Exercise goal: With the exception of the pictures, write out the data below precisely.

[Dataset excerpts]
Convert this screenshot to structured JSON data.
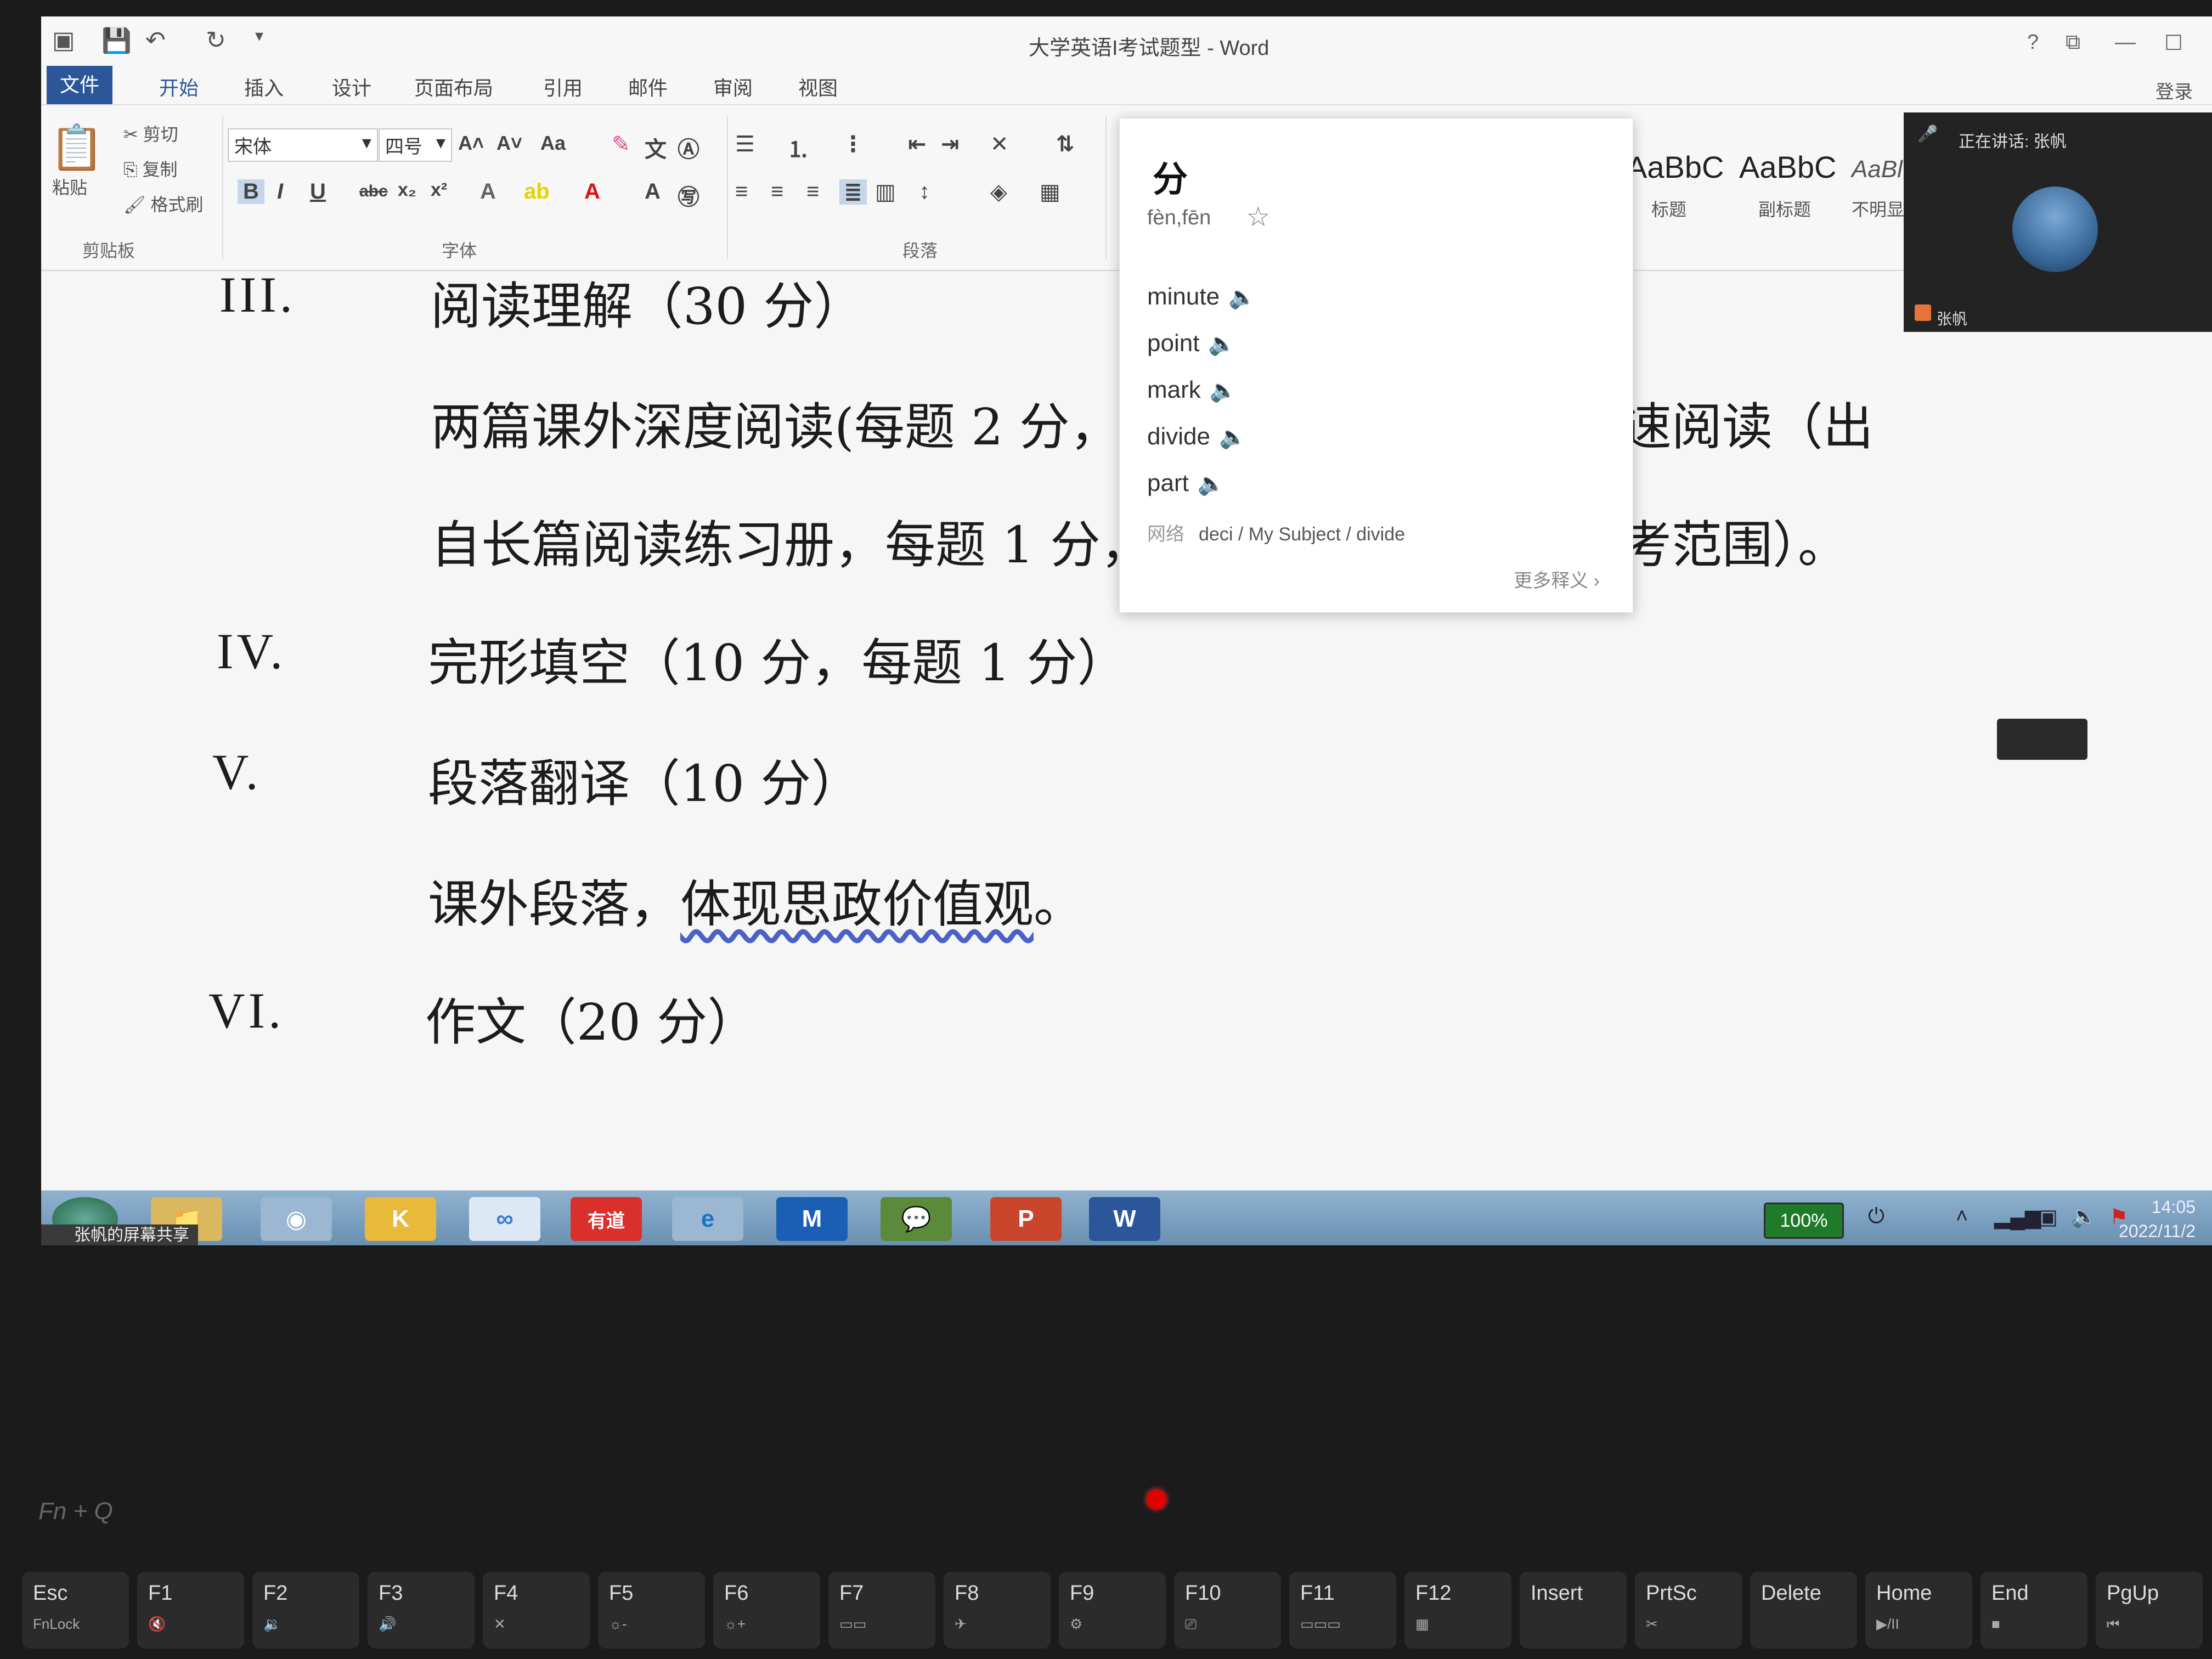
{
  "window": {
    "title": "大学英语I考试题型 - Word",
    "help": "?",
    "minimize": "—",
    "maximize": "☐",
    "login": "登录"
  },
  "tabs": [
    "文件",
    "开始",
    "插入",
    "设计",
    "页面布局",
    "引用",
    "邮件",
    "审阅",
    "视图"
  ],
  "ribbon": {
    "clipboard": {
      "paste": "粘贴",
      "cut": "剪切",
      "copy": "复制",
      "format_painter": "格式刷",
      "group": "剪贴板"
    },
    "font": {
      "name": "宋体",
      "size": "四号",
      "group": "字体",
      "bold": "B",
      "italic": "I",
      "underline": "U",
      "strike": "abc",
      "sub": "x₂",
      "sup": "x²",
      "grow": "A˄",
      "shrink": "A˅",
      "case": "Aa"
    },
    "paragraph": {
      "group": "段落"
    },
    "styles": [
      {
        "sample": "AaBbC",
        "name": "标题"
      },
      {
        "sample": "AaBbC",
        "name": "副标题"
      },
      {
        "sample": "AaBl",
        "name": "不明显"
      }
    ]
  },
  "document": {
    "sections": [
      {
        "num": "III.",
        "text": "阅读理解（30 分）"
      },
      {
        "num": "",
        "text": "两篇课外深度阅读(每题 2 分，"
      },
      {
        "num": "",
        "text": "自长篇阅读练习册，每题 1 分，"
      },
      {
        "num": "IV.",
        "text": "完形填空（10 分，每题 1 分）"
      },
      {
        "num": "V.",
        "text": "段落翻译（10 分）"
      },
      {
        "num": "",
        "text_a": "课外段落，",
        "text_b": "体现思政价值观",
        "text_c": "。"
      },
      {
        "num": "VI.",
        "text": "作文（20 分）"
      }
    ],
    "right_frag_1": "速阅读（出",
    "right_frag_2": "考范围）。"
  },
  "dictionary": {
    "word": "分",
    "pinyin": "fèn,fēn",
    "meanings": [
      "minute",
      "point",
      "mark",
      "divide",
      "part"
    ],
    "web_label": "网络",
    "web_text": "deci / My Subject / divide",
    "more": "更多释义 ›"
  },
  "meeting": {
    "speaking": "正在讲话: 张帆",
    "participant": "张帆"
  },
  "taskbar": {
    "share_label": "张帆的屏幕共享",
    "battery": "100%",
    "time": "14:05",
    "date": "2022/11/2",
    "apps": [
      "folder",
      "chrome",
      "kugou",
      "baidu-netdisk",
      "youdao",
      "ie",
      "lark",
      "wechat",
      "powerpoint",
      "word"
    ],
    "youdao_label": "有道",
    "ppt_label": "P",
    "word_label": "W"
  },
  "keyboard": {
    "combo": "Fn + Q",
    "keys": [
      {
        "label": "Esc",
        "sub": "FnLock"
      },
      {
        "label": "F1",
        "sub": "🔇"
      },
      {
        "label": "F2",
        "sub": "🔉"
      },
      {
        "label": "F3",
        "sub": "🔊"
      },
      {
        "label": "F4",
        "sub": "✕"
      },
      {
        "label": "F5",
        "sub": "☼-"
      },
      {
        "label": "F6",
        "sub": "☼+"
      },
      {
        "label": "F7",
        "sub": "▭▭"
      },
      {
        "label": "F8",
        "sub": "✈"
      },
      {
        "label": "F9",
        "sub": "⚙"
      },
      {
        "label": "F10",
        "sub": "⎚"
      },
      {
        "label": "F11",
        "sub": "▭▭▭"
      },
      {
        "label": "F12",
        "sub": "▦"
      },
      {
        "label": "Insert",
        "sub": ""
      },
      {
        "label": "PrtSc",
        "sub": "✂"
      },
      {
        "label": "Delete",
        "sub": ""
      },
      {
        "label": "Home",
        "sub": "▶/II"
      },
      {
        "label": "End",
        "sub": "■"
      },
      {
        "label": "PgUp",
        "sub": "⏮"
      }
    ]
  },
  "colors": {
    "accent": "#2b579a",
    "taskbar": "#7a9ec0",
    "speaker_icon": "#e25d5d",
    "power_led": "#e00000"
  }
}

Exercise response:
Convert this screenshot to structured JSON data.
{
  "window": {
    "title": "大学英语I考试题型 - Word",
    "help": "?",
    "minimize": "—",
    "maximize": "☐",
    "login": "登录"
  },
  "tabs": [
    "文件",
    "开始",
    "插入",
    "设计",
    "页面布局",
    "引用",
    "邮件",
    "审阅",
    "视图"
  ],
  "ribbon": {
    "clipboard": {
      "paste": "粘贴",
      "cut": "剪切",
      "copy": "复制",
      "format_painter": "格式刷",
      "group": "剪贴板"
    },
    "font": {
      "name": "宋体",
      "size": "四号",
      "group": "字体",
      "bold": "B",
      "italic": "I",
      "underline": "U",
      "strike": "abc",
      "sub": "x₂",
      "sup": "x²",
      "grow": "A˄",
      "shrink": "A˅",
      "case": "Aa"
    },
    "paragraph": {
      "group": "段落"
    },
    "styles": [
      {
        "sample": "AaBbC",
        "name": "标题"
      },
      {
        "sample": "AaBbC",
        "name": "副标题"
      },
      {
        "sample": "AaBl",
        "name": "不明显"
      }
    ]
  },
  "document": {
    "sections": [
      {
        "num": "III.",
        "text": "阅读理解（30 分）"
      },
      {
        "num": "",
        "text": "两篇课外深度阅读(每题 2 分，"
      },
      {
        "num": "",
        "text": "自长篇阅读练习册，每题 1 分，"
      },
      {
        "num": "IV.",
        "text": "完形填空（10 分，每题 1 分）"
      },
      {
        "num": "V.",
        "text": "段落翻译（10 分）"
      },
      {
        "num": "",
        "text_a": "课外段落，",
        "text_b": "体现思政价值观",
        "text_c": "。"
      },
      {
        "num": "VI.",
        "text": "作文（20 分）"
      }
    ],
    "right_frag_1": "速阅读（出",
    "right_frag_2": "考范围）。"
  },
  "dictionary": {
    "word": "分",
    "pinyin": "fèn,fēn",
    "meanings": [
      "minute",
      "point",
      "mark",
      "divide",
      "part"
    ],
    "web_label": "网络",
    "web_text": "deci / My Subject / divide",
    "more": "更多释义 ›"
  },
  "meeting": {
    "speaking": "正在讲话: 张帆",
    "participant": "张帆"
  },
  "taskbar": {
    "share_label": "张帆的屏幕共享",
    "battery": "100%",
    "time": "14:05",
    "date": "2022/11/2",
    "apps": [
      "folder",
      "chrome",
      "kugou",
      "baidu-netdisk",
      "youdao",
      "ie",
      "lark",
      "wechat",
      "powerpoint",
      "word"
    ],
    "youdao_label": "有道",
    "ppt_label": "P",
    "word_label": "W"
  },
  "keyboard": {
    "combo": "Fn + Q",
    "keys": [
      {
        "label": "Esc",
        "sub": "FnLock"
      },
      {
        "label": "F1",
        "sub": "🔇"
      },
      {
        "label": "F2",
        "sub": "🔉"
      },
      {
        "label": "F3",
        "sub": "🔊"
      },
      {
        "label": "F4",
        "sub": "✕"
      },
      {
        "label": "F5",
        "sub": "☼-"
      },
      {
        "label": "F6",
        "sub": "☼+"
      },
      {
        "label": "F7",
        "sub": "▭▭"
      },
      {
        "label": "F8",
        "sub": "✈"
      },
      {
        "label": "F9",
        "sub": "⚙"
      },
      {
        "label": "F10",
        "sub": "⎚"
      },
      {
        "label": "F11",
        "sub": "▭▭▭"
      },
      {
        "label": "F12",
        "sub": "▦"
      },
      {
        "label": "Insert",
        "sub": ""
      },
      {
        "label": "PrtSc",
        "sub": "✂"
      },
      {
        "label": "Delete",
        "sub": ""
      },
      {
        "label": "Home",
        "sub": "▶/II"
      },
      {
        "label": "End",
        "sub": "■"
      },
      {
        "label": "PgUp",
        "sub": "⏮"
      }
    ]
  },
  "colors": {
    "accent": "#2b579a",
    "taskbar": "#7a9ec0",
    "speaker_icon": "#e25d5d",
    "power_led": "#e00000"
  }
}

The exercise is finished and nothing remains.